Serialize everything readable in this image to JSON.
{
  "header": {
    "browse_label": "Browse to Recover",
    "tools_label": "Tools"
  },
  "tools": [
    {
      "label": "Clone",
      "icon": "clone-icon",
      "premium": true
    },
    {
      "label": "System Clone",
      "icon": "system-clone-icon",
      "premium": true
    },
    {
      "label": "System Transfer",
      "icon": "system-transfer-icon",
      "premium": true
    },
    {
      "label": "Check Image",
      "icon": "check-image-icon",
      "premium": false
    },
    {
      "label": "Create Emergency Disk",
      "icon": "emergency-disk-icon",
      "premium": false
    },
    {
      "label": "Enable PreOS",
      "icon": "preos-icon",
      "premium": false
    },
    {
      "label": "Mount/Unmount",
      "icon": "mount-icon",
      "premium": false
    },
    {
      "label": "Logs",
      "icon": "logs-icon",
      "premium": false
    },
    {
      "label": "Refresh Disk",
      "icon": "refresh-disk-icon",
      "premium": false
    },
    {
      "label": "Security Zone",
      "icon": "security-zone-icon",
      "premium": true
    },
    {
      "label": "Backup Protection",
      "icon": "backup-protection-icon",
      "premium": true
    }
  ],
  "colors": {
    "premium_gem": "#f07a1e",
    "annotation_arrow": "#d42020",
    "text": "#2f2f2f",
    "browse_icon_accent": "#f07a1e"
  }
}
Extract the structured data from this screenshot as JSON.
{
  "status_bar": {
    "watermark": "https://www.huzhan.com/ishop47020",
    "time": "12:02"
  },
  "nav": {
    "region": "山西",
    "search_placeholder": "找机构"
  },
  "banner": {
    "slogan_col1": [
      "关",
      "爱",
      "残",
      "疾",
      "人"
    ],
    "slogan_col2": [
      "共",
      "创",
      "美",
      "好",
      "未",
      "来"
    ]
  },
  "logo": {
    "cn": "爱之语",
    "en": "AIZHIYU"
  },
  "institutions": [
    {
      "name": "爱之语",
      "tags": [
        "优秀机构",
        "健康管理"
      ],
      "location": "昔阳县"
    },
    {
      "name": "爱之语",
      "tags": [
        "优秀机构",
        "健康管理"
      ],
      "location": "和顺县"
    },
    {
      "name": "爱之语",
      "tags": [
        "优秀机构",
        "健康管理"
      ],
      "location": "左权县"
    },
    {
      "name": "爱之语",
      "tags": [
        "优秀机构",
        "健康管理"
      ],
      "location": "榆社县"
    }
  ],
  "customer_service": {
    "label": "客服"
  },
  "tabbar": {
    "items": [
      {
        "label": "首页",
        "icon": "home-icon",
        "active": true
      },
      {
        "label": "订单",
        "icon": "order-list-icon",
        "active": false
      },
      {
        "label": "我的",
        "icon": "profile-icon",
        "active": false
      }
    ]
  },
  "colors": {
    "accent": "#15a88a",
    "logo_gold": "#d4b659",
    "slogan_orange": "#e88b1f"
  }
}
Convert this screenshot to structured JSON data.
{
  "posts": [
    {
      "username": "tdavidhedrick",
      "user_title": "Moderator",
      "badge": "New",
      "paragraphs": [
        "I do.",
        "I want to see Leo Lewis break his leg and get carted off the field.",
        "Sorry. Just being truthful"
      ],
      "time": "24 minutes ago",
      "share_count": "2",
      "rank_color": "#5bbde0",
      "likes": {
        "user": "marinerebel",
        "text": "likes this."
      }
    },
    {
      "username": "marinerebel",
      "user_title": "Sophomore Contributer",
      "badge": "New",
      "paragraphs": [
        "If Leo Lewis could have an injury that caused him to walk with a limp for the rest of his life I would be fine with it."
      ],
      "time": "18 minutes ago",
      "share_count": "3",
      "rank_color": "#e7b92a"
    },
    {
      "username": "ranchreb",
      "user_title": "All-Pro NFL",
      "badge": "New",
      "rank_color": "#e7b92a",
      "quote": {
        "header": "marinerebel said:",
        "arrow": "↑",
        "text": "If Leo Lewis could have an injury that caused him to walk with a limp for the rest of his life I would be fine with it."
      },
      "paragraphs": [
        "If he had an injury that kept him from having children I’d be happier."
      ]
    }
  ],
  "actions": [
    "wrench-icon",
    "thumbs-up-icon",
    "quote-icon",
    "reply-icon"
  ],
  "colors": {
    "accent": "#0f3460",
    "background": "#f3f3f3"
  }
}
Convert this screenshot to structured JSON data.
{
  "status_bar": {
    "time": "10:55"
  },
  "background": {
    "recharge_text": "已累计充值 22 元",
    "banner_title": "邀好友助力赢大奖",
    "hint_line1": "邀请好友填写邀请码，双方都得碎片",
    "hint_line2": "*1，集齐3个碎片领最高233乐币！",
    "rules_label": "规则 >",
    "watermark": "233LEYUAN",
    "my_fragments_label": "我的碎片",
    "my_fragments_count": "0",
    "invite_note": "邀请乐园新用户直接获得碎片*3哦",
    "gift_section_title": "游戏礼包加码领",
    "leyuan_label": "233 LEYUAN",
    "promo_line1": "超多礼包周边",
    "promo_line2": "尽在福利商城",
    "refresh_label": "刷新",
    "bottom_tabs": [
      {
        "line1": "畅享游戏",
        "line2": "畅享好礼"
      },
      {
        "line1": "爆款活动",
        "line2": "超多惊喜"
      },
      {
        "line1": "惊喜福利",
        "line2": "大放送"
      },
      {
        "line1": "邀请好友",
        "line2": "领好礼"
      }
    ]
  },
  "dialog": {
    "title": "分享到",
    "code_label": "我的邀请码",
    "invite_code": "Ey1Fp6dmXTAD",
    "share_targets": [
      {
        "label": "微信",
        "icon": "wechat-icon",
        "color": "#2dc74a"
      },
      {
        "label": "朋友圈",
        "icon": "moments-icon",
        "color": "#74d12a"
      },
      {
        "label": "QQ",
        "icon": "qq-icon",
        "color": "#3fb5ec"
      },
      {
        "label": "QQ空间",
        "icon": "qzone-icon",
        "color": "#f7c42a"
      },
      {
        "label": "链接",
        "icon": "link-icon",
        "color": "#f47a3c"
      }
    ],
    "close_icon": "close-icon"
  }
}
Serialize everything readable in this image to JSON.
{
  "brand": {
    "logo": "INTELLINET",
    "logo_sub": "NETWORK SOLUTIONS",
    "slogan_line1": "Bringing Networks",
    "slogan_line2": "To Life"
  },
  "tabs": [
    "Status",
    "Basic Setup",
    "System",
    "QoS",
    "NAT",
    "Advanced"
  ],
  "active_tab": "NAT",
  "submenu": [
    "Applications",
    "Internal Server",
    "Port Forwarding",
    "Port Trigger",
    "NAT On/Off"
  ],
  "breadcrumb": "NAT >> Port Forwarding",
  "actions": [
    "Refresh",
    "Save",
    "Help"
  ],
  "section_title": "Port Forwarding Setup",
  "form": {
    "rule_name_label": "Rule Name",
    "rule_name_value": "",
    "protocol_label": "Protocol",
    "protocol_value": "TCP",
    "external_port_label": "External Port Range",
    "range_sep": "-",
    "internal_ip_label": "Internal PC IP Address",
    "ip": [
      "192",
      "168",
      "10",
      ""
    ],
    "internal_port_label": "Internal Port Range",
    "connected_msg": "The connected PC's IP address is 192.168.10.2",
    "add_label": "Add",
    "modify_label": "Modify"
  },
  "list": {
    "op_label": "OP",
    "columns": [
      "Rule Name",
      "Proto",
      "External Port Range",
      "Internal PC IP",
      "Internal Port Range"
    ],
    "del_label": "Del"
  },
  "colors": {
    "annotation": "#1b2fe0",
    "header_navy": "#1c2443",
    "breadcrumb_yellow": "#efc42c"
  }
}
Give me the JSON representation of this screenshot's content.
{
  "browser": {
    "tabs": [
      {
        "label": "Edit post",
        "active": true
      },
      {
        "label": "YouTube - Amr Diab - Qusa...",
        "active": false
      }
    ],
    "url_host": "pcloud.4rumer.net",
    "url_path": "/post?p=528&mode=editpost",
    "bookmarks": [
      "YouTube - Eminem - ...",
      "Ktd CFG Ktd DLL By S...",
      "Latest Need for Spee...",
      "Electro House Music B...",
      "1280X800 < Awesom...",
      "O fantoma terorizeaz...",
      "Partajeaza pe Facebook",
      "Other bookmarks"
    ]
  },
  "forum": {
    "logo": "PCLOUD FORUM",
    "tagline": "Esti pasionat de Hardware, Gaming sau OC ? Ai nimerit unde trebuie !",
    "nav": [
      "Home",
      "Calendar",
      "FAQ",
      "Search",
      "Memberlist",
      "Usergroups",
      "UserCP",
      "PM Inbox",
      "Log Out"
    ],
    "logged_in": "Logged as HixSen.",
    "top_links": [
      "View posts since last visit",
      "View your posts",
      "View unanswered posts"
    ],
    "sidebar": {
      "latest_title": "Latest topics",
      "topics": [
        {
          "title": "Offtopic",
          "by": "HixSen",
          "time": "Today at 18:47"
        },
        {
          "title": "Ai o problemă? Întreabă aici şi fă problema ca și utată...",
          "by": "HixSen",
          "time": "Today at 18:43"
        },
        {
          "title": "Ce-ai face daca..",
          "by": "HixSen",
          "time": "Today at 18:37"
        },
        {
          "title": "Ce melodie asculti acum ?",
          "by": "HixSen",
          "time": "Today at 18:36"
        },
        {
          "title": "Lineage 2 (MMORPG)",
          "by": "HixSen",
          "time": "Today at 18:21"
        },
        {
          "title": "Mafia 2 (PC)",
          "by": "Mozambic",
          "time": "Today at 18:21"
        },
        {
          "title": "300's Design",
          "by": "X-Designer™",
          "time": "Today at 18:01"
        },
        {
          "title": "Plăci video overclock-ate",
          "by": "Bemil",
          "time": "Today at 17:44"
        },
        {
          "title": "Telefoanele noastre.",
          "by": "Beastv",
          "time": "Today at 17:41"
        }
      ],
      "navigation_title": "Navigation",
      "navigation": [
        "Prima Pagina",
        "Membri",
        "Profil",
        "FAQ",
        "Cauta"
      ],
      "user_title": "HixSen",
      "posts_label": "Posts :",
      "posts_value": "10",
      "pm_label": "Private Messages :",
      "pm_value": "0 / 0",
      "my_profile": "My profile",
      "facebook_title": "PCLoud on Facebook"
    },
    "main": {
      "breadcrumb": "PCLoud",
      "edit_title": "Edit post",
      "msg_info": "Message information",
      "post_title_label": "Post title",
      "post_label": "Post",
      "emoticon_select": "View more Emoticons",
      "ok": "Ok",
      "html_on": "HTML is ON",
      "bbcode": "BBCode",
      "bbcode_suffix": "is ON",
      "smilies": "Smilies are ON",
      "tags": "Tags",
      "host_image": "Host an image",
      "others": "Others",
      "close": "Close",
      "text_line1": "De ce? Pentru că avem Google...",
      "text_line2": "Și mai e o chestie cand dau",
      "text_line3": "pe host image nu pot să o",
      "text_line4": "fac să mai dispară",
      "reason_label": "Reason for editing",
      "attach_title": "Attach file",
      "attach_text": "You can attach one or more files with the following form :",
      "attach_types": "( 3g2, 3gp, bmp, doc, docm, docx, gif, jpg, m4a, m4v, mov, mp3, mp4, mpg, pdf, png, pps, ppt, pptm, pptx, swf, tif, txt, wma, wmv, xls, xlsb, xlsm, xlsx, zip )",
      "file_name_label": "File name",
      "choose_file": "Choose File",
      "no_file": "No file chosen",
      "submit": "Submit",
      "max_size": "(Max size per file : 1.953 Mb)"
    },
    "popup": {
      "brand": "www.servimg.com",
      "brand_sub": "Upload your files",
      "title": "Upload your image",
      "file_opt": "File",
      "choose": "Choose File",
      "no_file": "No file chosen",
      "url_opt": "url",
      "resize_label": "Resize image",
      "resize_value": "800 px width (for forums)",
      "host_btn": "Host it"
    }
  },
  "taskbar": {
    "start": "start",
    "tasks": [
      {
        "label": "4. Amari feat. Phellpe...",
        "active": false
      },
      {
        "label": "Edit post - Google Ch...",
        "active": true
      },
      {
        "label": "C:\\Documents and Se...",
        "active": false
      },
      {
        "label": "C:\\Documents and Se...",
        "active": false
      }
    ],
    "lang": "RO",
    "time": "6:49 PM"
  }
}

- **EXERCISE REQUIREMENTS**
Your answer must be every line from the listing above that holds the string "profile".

- **EXERCISE OUTPUT**
        "icon": "profile-icon",
      "my_profile": "My profile",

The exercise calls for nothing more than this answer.